**Problem requirements:**
In the records below, some lines contain the word "Snoop". Copy each of them.

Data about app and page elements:
-*-*-
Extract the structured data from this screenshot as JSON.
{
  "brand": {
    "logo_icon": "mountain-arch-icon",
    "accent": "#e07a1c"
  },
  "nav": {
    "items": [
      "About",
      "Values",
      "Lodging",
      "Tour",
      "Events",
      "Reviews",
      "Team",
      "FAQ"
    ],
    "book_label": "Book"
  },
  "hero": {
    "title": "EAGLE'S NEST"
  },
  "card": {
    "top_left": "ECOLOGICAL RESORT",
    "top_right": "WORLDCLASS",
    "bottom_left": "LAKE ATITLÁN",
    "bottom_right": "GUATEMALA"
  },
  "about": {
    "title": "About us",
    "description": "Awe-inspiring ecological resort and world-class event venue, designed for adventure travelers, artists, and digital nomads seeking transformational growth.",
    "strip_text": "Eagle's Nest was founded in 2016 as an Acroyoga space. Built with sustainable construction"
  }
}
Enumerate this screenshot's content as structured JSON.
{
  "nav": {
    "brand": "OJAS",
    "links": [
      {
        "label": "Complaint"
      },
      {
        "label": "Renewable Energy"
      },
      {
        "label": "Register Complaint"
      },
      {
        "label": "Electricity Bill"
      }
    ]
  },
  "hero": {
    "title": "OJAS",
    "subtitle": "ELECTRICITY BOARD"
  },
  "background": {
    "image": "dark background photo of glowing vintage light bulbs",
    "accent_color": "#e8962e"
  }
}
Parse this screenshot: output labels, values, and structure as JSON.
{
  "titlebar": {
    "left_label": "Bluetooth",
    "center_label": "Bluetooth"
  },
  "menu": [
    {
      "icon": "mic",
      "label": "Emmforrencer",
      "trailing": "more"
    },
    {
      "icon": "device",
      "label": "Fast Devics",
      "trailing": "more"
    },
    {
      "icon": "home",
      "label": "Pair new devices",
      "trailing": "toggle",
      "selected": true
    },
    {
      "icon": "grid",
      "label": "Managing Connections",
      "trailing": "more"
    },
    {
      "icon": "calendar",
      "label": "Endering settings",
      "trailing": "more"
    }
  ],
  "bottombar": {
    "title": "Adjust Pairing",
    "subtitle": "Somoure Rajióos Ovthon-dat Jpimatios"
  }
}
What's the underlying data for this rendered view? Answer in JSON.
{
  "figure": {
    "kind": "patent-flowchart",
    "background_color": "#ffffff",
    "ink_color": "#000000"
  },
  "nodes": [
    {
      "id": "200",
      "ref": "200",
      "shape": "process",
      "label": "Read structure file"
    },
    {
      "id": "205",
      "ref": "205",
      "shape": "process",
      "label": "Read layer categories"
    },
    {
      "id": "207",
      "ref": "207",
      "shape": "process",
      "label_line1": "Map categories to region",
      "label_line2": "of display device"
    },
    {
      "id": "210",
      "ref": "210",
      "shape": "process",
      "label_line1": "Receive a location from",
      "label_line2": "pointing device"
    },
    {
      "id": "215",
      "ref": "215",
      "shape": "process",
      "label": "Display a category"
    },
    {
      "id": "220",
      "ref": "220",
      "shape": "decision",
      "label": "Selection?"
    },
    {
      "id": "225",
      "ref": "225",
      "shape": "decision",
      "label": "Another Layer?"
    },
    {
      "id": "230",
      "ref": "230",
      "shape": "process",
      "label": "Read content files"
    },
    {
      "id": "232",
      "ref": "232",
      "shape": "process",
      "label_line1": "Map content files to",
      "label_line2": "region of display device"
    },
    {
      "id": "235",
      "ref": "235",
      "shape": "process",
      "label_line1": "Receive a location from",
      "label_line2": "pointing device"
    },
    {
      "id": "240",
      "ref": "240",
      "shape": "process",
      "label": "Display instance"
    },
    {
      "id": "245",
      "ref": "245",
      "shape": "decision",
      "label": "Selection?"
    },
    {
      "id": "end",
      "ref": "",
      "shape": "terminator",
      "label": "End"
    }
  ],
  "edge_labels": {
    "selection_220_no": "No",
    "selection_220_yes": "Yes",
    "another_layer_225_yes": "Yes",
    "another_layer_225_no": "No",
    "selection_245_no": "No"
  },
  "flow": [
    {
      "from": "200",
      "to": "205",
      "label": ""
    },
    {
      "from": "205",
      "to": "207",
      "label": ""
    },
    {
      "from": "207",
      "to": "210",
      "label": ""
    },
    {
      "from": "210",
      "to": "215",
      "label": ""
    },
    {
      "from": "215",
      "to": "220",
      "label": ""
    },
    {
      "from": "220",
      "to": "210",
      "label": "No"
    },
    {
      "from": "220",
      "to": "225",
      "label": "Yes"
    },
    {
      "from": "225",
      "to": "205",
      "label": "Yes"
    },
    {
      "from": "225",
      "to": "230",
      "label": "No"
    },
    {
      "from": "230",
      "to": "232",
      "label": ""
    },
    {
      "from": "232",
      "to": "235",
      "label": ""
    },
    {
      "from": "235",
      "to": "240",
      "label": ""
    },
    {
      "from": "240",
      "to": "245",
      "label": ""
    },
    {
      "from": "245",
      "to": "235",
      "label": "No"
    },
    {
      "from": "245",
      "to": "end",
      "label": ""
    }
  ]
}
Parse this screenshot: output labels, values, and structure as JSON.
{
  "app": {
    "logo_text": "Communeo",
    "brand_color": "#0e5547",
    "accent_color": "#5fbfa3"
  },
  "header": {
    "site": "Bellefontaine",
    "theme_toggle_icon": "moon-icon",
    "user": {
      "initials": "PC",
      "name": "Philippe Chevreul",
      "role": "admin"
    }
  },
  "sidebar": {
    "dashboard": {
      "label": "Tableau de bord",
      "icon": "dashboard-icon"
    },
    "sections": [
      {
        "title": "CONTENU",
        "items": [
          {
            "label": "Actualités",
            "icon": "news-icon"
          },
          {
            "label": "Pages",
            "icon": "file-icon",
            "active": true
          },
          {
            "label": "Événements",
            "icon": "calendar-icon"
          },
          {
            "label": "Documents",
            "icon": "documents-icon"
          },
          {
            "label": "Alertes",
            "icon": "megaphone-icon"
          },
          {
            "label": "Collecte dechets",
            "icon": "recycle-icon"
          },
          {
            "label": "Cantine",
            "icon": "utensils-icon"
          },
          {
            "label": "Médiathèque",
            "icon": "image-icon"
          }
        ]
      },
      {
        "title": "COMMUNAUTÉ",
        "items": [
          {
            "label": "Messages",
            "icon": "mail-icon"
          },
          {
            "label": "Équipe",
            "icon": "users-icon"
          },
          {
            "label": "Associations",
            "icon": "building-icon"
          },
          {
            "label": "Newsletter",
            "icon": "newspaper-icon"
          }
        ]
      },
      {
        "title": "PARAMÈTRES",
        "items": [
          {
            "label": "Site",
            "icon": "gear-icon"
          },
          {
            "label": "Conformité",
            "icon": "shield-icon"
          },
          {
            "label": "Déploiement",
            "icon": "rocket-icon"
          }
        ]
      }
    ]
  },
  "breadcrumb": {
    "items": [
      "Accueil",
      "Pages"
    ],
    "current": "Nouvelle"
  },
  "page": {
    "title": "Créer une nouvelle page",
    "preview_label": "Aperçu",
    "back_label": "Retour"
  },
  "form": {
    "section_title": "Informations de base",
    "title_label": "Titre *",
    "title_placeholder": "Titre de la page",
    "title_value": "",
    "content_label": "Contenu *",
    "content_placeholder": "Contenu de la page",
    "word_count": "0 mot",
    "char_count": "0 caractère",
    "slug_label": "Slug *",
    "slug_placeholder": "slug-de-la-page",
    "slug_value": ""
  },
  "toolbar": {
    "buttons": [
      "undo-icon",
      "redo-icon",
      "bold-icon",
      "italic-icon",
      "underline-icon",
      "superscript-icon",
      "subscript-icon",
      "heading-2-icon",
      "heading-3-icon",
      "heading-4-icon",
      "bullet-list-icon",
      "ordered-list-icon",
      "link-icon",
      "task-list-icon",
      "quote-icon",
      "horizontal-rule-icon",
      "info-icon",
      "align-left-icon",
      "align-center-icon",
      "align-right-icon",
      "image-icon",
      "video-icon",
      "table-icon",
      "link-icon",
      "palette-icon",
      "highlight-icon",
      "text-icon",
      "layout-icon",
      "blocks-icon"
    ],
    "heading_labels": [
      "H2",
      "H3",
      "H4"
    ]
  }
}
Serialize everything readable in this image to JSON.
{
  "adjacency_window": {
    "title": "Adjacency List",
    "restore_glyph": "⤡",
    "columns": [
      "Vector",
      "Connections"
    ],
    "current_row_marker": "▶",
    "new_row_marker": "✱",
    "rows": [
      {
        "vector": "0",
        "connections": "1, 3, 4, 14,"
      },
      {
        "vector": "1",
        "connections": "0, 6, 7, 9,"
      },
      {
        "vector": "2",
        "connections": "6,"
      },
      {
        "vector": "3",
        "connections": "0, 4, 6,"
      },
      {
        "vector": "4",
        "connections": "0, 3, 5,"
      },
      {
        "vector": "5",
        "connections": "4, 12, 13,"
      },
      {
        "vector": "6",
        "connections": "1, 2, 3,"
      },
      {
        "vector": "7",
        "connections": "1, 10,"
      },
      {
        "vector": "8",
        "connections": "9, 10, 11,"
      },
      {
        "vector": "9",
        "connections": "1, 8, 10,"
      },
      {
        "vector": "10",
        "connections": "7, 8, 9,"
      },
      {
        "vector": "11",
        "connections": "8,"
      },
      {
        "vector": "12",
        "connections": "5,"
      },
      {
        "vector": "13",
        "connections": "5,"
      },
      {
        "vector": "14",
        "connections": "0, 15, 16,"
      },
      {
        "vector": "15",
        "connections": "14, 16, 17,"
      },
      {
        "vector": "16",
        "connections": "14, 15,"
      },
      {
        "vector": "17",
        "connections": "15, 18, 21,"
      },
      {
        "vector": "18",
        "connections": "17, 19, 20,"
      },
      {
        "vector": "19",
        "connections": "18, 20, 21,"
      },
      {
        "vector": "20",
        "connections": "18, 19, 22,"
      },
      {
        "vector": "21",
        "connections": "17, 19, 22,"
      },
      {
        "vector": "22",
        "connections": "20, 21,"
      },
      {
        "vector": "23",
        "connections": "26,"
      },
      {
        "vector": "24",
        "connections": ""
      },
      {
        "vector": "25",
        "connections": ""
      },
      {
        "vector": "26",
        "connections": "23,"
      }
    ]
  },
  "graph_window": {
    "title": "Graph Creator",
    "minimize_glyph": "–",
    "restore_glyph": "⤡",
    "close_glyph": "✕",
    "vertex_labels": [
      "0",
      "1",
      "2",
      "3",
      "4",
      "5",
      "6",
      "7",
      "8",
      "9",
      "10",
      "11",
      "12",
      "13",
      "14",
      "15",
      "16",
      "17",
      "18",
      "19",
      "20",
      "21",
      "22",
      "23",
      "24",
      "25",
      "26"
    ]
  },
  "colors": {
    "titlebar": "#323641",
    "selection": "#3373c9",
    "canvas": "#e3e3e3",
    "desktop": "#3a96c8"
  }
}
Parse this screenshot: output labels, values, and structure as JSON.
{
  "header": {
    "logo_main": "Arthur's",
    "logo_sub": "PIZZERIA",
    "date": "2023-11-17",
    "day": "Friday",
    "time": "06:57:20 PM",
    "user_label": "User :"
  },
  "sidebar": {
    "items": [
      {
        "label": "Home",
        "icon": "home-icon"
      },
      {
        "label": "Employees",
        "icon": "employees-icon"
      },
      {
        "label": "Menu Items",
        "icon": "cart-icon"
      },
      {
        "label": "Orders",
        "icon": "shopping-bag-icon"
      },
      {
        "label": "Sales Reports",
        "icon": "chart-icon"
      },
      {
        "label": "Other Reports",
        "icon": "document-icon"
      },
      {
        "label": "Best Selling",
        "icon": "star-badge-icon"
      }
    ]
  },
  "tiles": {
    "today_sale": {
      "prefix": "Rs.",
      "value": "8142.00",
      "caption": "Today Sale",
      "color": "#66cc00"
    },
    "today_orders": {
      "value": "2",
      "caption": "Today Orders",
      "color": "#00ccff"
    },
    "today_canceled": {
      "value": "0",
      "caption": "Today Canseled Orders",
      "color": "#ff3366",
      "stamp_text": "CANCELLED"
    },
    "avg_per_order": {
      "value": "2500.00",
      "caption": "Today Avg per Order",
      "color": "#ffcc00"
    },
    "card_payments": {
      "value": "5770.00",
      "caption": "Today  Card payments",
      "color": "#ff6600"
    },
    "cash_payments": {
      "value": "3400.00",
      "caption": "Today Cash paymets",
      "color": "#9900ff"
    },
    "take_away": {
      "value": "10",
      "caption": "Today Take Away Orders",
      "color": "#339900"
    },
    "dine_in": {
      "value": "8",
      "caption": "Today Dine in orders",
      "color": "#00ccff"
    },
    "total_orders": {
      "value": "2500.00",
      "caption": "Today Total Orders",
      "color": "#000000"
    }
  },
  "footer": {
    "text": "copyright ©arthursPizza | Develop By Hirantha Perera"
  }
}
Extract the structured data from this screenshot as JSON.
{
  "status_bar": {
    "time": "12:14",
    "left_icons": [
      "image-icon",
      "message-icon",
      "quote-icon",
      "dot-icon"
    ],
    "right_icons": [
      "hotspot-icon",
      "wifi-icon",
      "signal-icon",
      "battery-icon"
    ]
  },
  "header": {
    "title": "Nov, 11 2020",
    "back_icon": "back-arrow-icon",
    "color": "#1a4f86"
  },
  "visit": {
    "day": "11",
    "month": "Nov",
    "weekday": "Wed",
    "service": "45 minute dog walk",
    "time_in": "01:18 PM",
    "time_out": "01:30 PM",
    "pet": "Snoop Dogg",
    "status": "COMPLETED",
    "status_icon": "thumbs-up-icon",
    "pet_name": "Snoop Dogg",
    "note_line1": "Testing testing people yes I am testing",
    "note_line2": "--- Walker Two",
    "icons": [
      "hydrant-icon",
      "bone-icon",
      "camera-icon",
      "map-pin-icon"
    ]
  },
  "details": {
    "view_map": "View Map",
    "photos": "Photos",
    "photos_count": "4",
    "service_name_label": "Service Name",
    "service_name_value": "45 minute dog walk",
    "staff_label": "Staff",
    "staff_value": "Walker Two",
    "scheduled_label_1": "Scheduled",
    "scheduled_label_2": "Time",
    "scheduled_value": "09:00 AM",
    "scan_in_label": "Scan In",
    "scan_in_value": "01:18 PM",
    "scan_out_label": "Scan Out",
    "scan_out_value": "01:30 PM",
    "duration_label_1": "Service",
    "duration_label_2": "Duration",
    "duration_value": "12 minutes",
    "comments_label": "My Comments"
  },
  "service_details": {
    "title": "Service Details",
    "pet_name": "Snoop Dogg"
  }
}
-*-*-
**Answer section:**
    "pet": "Snoop Dogg",
    "pet_name": "Snoop Dogg",
    "pet_name": "Snoop Dogg"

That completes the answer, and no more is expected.